Maryland Gov. Martin O'Malley waits to speak to advocates of stricter gun control laws as they rally at the Maryland Statehouse on March 1. (Patrick Smith/GETTY IMAGES)

Maryland Gov. Martin O’Malley will sign into law one of the nation’s strictest gun-control measures Thursday, a major victory after months of contentious debate during this year’s legislative session.

But the signing of the law, which goes into effect Oct. 1, isn’t the end of the fight. A new battle begins to convince judges and voters that it was the right response to last year’s school shootings in Newtown, Conn.

The National Rifle Association on Wednesday renewed its promise to file a lawsuit challenging the constitutionality of the law. It bans the sale of nearly all semi-automatic rifles, plus magazines that hold more than 10 bullets, and requires new gun buyers to submit digital fingerprints to state police.

Supporters won’t rest, either. With federal gun-control legislation stalled in Congress, they will go on the offensive in coming days with a television ad campaign designed to build public support for the new law.

Ahead of a 2014 election in which every member of Maryland’s General Assembly will be up for reelection, the ad is designed to blunt criticism from would-be contenders hoping to use the legislation as a campaign issue. It’s also a way, proponents said, to demonstrate to lawmakers in less-blue states as well as in Congress that a vote for gun control can be a winning one.

“We want Marylanders to know how well this law will work,” said Vincent DeMarco, president of Marylanders to Prevent Gun Violence, the group that will begin airing the ad. “That way, they will strongly support it when the other side tries to defeat candidates who supported it.”

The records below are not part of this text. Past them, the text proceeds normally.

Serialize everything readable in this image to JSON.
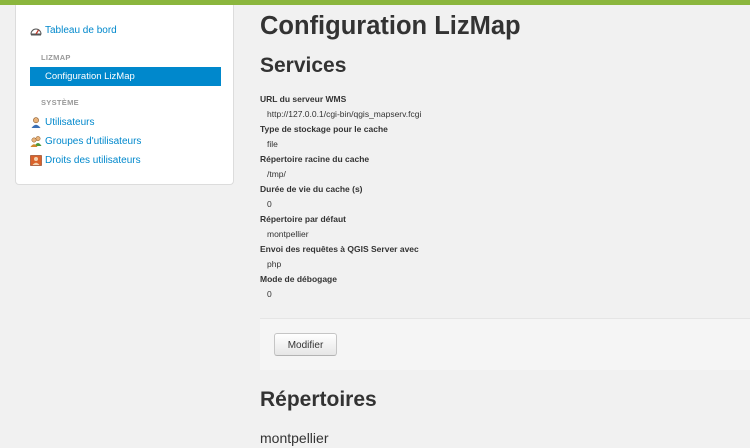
{
  "sidebar": {
    "dashboard_label": "Tableau de bord",
    "section_lizmap": "LIZMAP",
    "config_label": "Configuration LizMap",
    "section_system": "SYSTÈME",
    "users_label": "Utilisateurs",
    "groups_label": "Groupes d'utilisateurs",
    "rights_label": "Droits des utilisateurs"
  },
  "main": {
    "page_title": "Configuration LizMap",
    "services_title": "Services",
    "fields": [
      {
        "label": "URL du serveur WMS",
        "value": "http://127.0.0.1/cgi-bin/qgis_mapserv.fcgi"
      },
      {
        "label": "Type de stockage pour le cache",
        "value": "file"
      },
      {
        "label": "Répertoire racine du cache",
        "value": "/tmp/"
      },
      {
        "label": "Durée de vie du cache (s)",
        "value": "0"
      },
      {
        "label": "Répertoire par défaut",
        "value": "montpellier"
      },
      {
        "label": "Envoi des requêtes à QGIS Server avec",
        "value": "php"
      },
      {
        "label": "Mode de débogage",
        "value": "0"
      }
    ],
    "modify_button": "Modifier",
    "repositories_title": "Répertoires",
    "repository_name": "montpellier"
  },
  "colors": {
    "top_bar": "#8bb63d",
    "link": "#0088cc",
    "active_background": "#0088cc"
  }
}
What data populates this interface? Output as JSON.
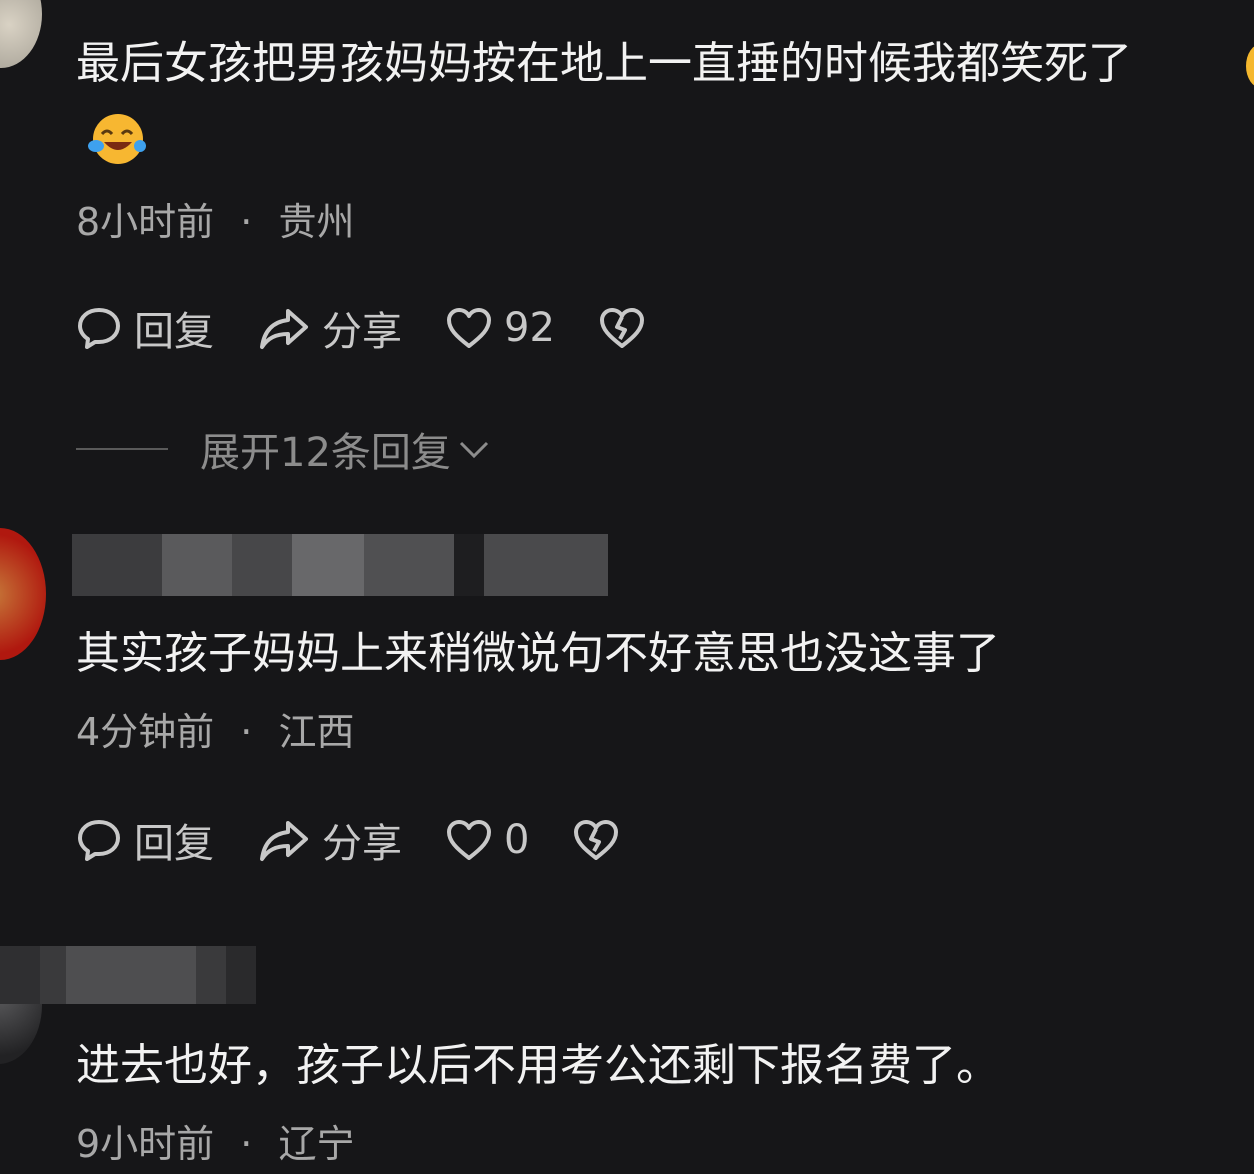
{
  "comments": [
    {
      "text": "最后女孩把男孩妈妈按在地上一直捶的时候我都笑死了",
      "emoji": "laughing-crying-emoji",
      "time": "8小时前",
      "location": "贵州",
      "reply_label": "回复",
      "share_label": "分享",
      "likes": "92",
      "expand_label": "展开12条回复"
    },
    {
      "text": "其实孩子妈妈上来稍微说句不好意思也没这事了",
      "time": "4分钟前",
      "location": "江西",
      "reply_label": "回复",
      "share_label": "分享",
      "likes": "0"
    },
    {
      "text": "进去也好，孩子以后不用考公还剩下报名费了。",
      "time": "9小时前",
      "location": "辽宁"
    }
  ],
  "separator": "·",
  "colors": {
    "background": "#161618",
    "text": "#f2f2f2",
    "meta": "#a8a8a8",
    "icon": "#c8c8c8"
  }
}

It’s a far different dynamic than that at play in the U.S. Senate. New York Mayor Michael R. Bloomberg (I) is leading a multimillion-dollar campaign mostly to unseat Democrats who opposed federal gun-control legislation.

“The big difference is we have won in Maryland, we haven’t won yet nationally,” DeMarco said. “Our job is to stay strong, to defend it — that’s a very different task than trying to change votes to pass it.”

Sen. James Brochin (D-Baltimore County) is the kind of lawmaker whom gun-control proponents hope to help. His newly redrawn district extends from north of Baltimore to the rural border of central Pennsylvania.

There, on Wednesday, he got an earful, again, from another potential constituent opposed to his gun vote, he said.

“Everywhere I go, at least one person goes into a 20-minute tirade,” Brochin said, adding that he blames gun-rights groups for spreading false information about the bill.

“I think the vast majority of people in the state don’t understand that if you currently own a gun — even several assault weapons — you get to keep them and do whatever you want with them,” he said.

Brochin, who has begun knocking on doors to ask for support but has not yet decided whether to run, said he hoped an ad campaign would educate the public. He said he’s not convinced, however, that it will turn the tide in his new district, which he estimates had a 38 percent Democratic turnout last election.

Statewide, a Washington Post poll in February found that Maryland residents overwhelmingly supported the licensing plan proposed by O’Malley (D). Fully 85 percent backed the plan, and 73 percent said they did so “strongly.”

It aims to curtail “straw purchases,” when one person buys a gun for another who would not pass a background check to do so. Under Maryland’s law, those seeking to buy any gun other than a hunting rifle or shotgun will need to first obtain a license, a process that will include submitting fingerprints, passing classroom and firing-range training, and undergoing more extensive background checks.

In the poll, Marylanders also supported banning high-capacity ammunition clips and assault weapons. They also supported an NRA proposal to put armed guards in every school in the state, a measure Maryland Democrats killed.

For DeMarco and his lobbyist, former O’Malley communications director Rick Abbruzzese, the ad campaign marks a public turn from the mostly behind-the-scenes efforts the two led to help pass the bill.

Even in the Democratic-controlled legislature, the fight was a tough one. At one point, they took Baltimore County Police Chief James Johnson to meet House Judiciary Chairman Joseph F. Vallario Jr. (Prince George’s). Johnson, one of President Obama’s advisers on gun control, pulled out an active evidence folder with a surveillance picture of a suspect holding an assault weapon pointed at a bank teller.

After more than a month with the bill, Vallario’s committee relented and passed the bill.

“I’ve been waiting 25 years for this,” DeMarco said of the governor’s bill signing, scheduled for Thursday morning.

On Wednesday, Alexa Fritts, spokeswoman for the NRA’s Institute for Legislative Action, issued a brief e-mail statement: “The National Rifle Association’s position and concerns will be made very clear when we file our lawsuit.”